On your Opinions page of Nov. 14, you wrote an article demanding that the PUD bury all of the transmission lines to avoid the power outages that we suffer through when the windstorms come to our area. In a perfect world, this would be a great idea. In reality, I think that it cannot practically happen. I do speak from some experience on this subject.
I spent 30 years working for a telephone company with approximately 18 years as a design engineer. One of the costliest ventures that we ever went through was the burying of our cables. As with the PUD, we made developers of new areas provide us with the trenches for service to their projects. In most cases, the local municipalities dictated this also. There was just not enough money for us to put all of our lines underground at our cost.
In your article, you cited many projects for which the PUD had budgeted, but had not spent the dollars. In my opinion, the unspent dollars would not come close to the required monies to bury all of the transmission lines, unless something has occurred where the trenching and installation costs have somehow come down in the seven years since I retired, I do not see the PUD accomplishing a mass undergrounding project without passing the additional costs onto us ratepayers.
I'm kind of tapped out with more cost increases to just exist. My food is costing a lot more since the price of transporting food to the local grocery store has spiraled. I don't drive a whole lot anymore since I have to pay those same high gas prices. I'm waiting for the North Beach Water Company to bring improvements to my neighborhood since they gave us their rate increase. I cannot imagine how the county is going to make my life better with the increased taxes based on the new valuation of my property.

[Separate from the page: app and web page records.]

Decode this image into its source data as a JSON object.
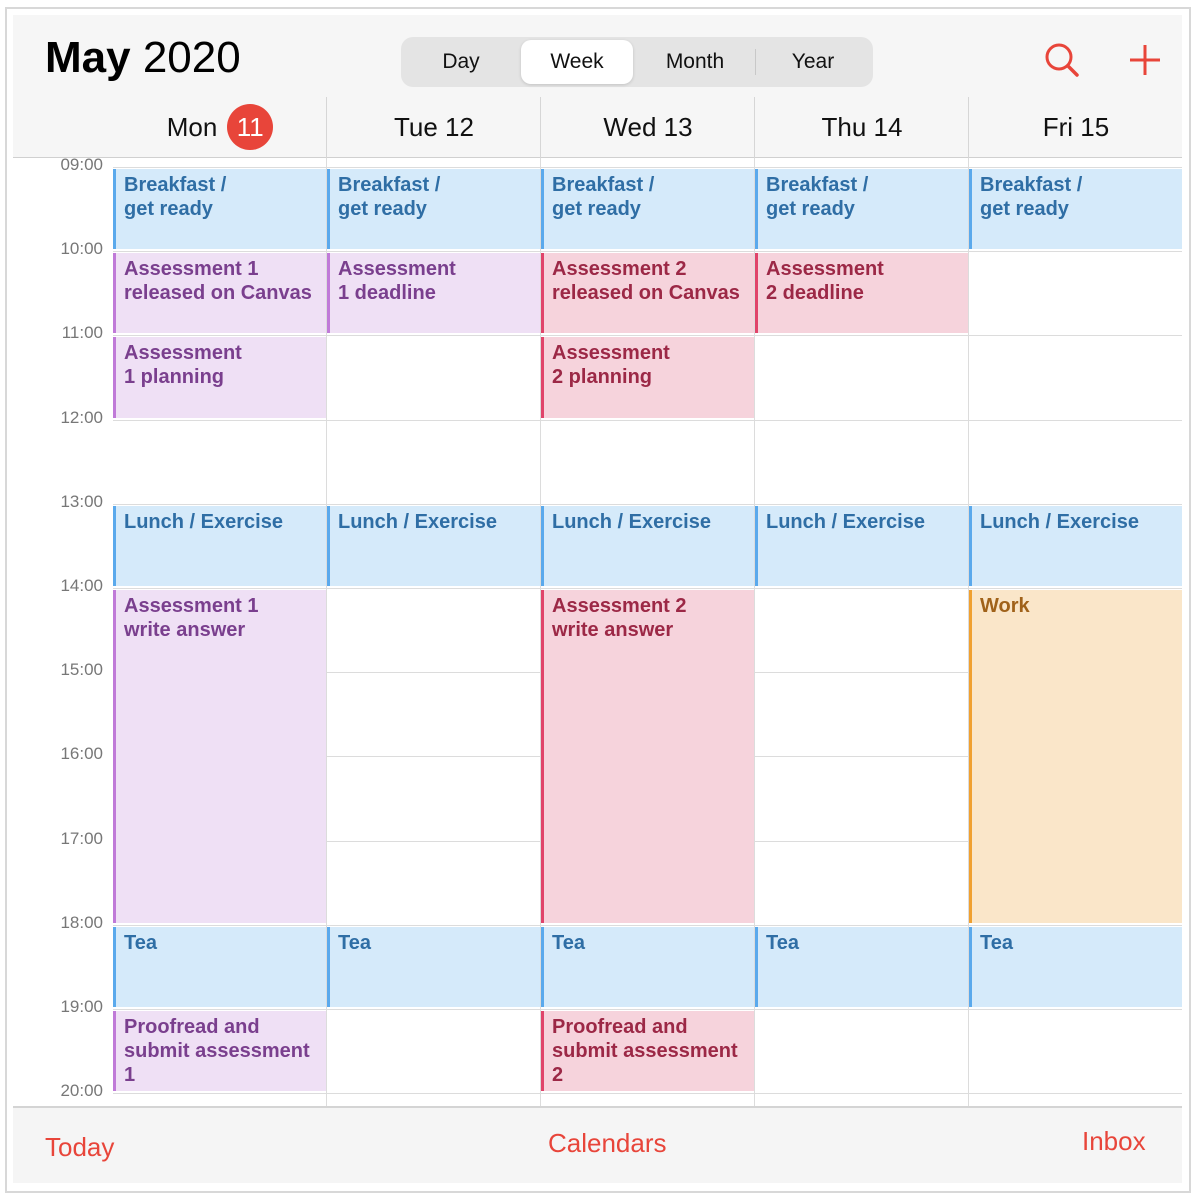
{
  "header": {
    "month": "May",
    "year": "2020",
    "segments": [
      "Day",
      "Week",
      "Month",
      "Year"
    ],
    "active_segment": "Week",
    "search_icon": "magnifying-glass",
    "add_icon": "plus"
  },
  "days": [
    {
      "label": "Mon",
      "date": "11",
      "today": true
    },
    {
      "label": "Tue 12"
    },
    {
      "label": "Wed 13"
    },
    {
      "label": "Thu 14"
    },
    {
      "label": "Fri 15"
    }
  ],
  "hours": [
    "09:00",
    "10:00",
    "11:00",
    "12:00",
    "13:00",
    "14:00",
    "15:00",
    "16:00",
    "17:00",
    "18:00",
    "19:00",
    "20:00"
  ],
  "colors": {
    "blue": {
      "bg": "#d5eafa",
      "border": "#5aa9ec",
      "text": "#2f6ea5"
    },
    "purple": {
      "bg": "#efe0f5",
      "border": "#c07ad8",
      "text": "#7a3f8e"
    },
    "pink": {
      "bg": "#f6d3dc",
      "border": "#e0446a",
      "text": "#9c2846"
    },
    "orange": {
      "bg": "#fae6c9",
      "border": "#f0a030",
      "text": "#a0621a"
    },
    "accent": "#e8453a"
  },
  "events": [
    {
      "day": 0,
      "start": 9,
      "end": 10,
      "title": "Breakfast /\nget ready",
      "color": "blue"
    },
    {
      "day": 1,
      "start": 9,
      "end": 10,
      "title": "Breakfast /\nget ready",
      "color": "blue"
    },
    {
      "day": 2,
      "start": 9,
      "end": 10,
      "title": "Breakfast /\nget ready",
      "color": "blue"
    },
    {
      "day": 3,
      "start": 9,
      "end": 10,
      "title": "Breakfast /\nget ready",
      "color": "blue"
    },
    {
      "day": 4,
      "start": 9,
      "end": 10,
      "title": "Breakfast /\nget ready",
      "color": "blue"
    },
    {
      "day": 0,
      "start": 10,
      "end": 11,
      "title": "Assessment 1\nreleased on Canvas",
      "color": "purple"
    },
    {
      "day": 1,
      "start": 10,
      "end": 11,
      "title": "Assessment\n1 deadline",
      "color": "purple"
    },
    {
      "day": 2,
      "start": 10,
      "end": 11,
      "title": "Assessment 2\nreleased on Canvas",
      "color": "pink"
    },
    {
      "day": 3,
      "start": 10,
      "end": 11,
      "title": "Assessment\n2 deadline",
      "color": "pink"
    },
    {
      "day": 0,
      "start": 11,
      "end": 12,
      "title": "Assessment\n1 planning",
      "color": "purple"
    },
    {
      "day": 2,
      "start": 11,
      "end": 12,
      "title": "Assessment\n2 planning",
      "color": "pink"
    },
    {
      "day": 0,
      "start": 13,
      "end": 14,
      "title": "Lunch / Exercise",
      "color": "blue"
    },
    {
      "day": 1,
      "start": 13,
      "end": 14,
      "title": "Lunch / Exercise",
      "color": "blue"
    },
    {
      "day": 2,
      "start": 13,
      "end": 14,
      "title": "Lunch / Exercise",
      "color": "blue"
    },
    {
      "day": 3,
      "start": 13,
      "end": 14,
      "title": "Lunch / Exercise",
      "color": "blue"
    },
    {
      "day": 4,
      "start": 13,
      "end": 14,
      "title": "Lunch / Exercise",
      "color": "blue"
    },
    {
      "day": 0,
      "start": 14,
      "end": 18,
      "title": "Assessment 1\nwrite answer",
      "color": "purple"
    },
    {
      "day": 2,
      "start": 14,
      "end": 18,
      "title": "Assessment 2\nwrite answer",
      "color": "pink"
    },
    {
      "day": 4,
      "start": 14,
      "end": 18,
      "title": "Work",
      "color": "orange"
    },
    {
      "day": 0,
      "start": 18,
      "end": 19,
      "title": "Tea",
      "color": "blue"
    },
    {
      "day": 1,
      "start": 18,
      "end": 19,
      "title": "Tea",
      "color": "blue"
    },
    {
      "day": 2,
      "start": 18,
      "end": 19,
      "title": "Tea",
      "color": "blue"
    },
    {
      "day": 3,
      "start": 18,
      "end": 19,
      "title": "Tea",
      "color": "blue"
    },
    {
      "day": 4,
      "start": 18,
      "end": 19,
      "title": "Tea",
      "color": "blue"
    },
    {
      "day": 0,
      "start": 19,
      "end": 20,
      "title": "Proofread and\nsubmit assessment\n1",
      "color": "purple"
    },
    {
      "day": 2,
      "start": 19,
      "end": 20,
      "title": "Proofread and\nsubmit assessment\n2",
      "color": "pink"
    }
  ],
  "footer": {
    "today": "Today",
    "calendars": "Calendars",
    "inbox": "Inbox"
  }
}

I have nothing but the utmost appreciation for the workers of the PUD. I did spend many cold, wet nights out there as a lineman and repair technician for the telephone company that I worked for. Maybe, we as property owners can do more to keep the trees on our properties trimmed and away from the overhead lines. Maybe we can have a telephone number to call if we see a potential problem that isn't under our control. Smarter minds than mine can come up with a workable solution that wouldn't cost as much as burying the lines. Thank you,